### [Exercise objective]
Where a line of the material includes the string "value", copy that line.

### [Records for the exercise]
•••••

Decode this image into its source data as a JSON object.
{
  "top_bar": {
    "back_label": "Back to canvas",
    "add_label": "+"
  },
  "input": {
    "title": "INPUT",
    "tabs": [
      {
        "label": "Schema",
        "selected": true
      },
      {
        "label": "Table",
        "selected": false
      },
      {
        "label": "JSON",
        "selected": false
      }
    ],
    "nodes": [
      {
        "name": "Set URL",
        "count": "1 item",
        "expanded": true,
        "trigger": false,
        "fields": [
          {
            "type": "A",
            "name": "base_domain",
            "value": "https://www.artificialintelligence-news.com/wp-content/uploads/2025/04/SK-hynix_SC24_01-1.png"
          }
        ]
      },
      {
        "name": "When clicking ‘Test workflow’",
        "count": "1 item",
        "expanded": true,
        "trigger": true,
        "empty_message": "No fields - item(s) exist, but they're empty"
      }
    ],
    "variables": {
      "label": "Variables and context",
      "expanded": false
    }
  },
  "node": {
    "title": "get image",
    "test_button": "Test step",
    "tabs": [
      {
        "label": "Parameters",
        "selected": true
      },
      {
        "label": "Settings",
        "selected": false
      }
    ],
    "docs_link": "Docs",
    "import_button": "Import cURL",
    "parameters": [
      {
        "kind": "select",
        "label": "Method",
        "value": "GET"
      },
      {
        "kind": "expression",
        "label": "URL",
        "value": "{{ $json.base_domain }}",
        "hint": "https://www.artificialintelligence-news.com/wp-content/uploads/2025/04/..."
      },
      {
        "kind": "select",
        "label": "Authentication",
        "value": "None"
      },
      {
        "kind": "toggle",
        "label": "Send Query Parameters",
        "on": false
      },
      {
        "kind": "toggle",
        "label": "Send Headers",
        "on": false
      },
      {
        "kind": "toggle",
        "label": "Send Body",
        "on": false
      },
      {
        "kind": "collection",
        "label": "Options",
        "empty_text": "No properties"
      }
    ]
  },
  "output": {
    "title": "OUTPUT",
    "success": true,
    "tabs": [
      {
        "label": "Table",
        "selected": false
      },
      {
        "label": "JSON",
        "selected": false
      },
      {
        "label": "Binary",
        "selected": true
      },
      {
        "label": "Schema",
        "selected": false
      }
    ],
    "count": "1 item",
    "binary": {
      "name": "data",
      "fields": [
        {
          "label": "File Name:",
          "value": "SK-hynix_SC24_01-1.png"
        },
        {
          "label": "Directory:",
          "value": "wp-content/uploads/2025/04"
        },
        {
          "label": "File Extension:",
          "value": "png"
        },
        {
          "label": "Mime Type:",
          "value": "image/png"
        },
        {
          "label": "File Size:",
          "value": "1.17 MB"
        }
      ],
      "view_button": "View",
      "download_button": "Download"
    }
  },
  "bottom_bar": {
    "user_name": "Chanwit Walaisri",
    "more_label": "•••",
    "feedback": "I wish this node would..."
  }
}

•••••

### [Solution for this task]
            "value": "https://www.artificialintelligence-news.com/wp-content/uploads/2025/04/SK-hynix_SC24_01-1.png"
        "value": "GET"
        "value": "{{ $json.base_domain }}",
        "value": "None"
          "value": "SK-hynix_SC24_01-1.png"
          "value": "wp-content/uploads/2025/04"
          "value": "png"
          "value": "image/png"
          "value": "1.17 MB"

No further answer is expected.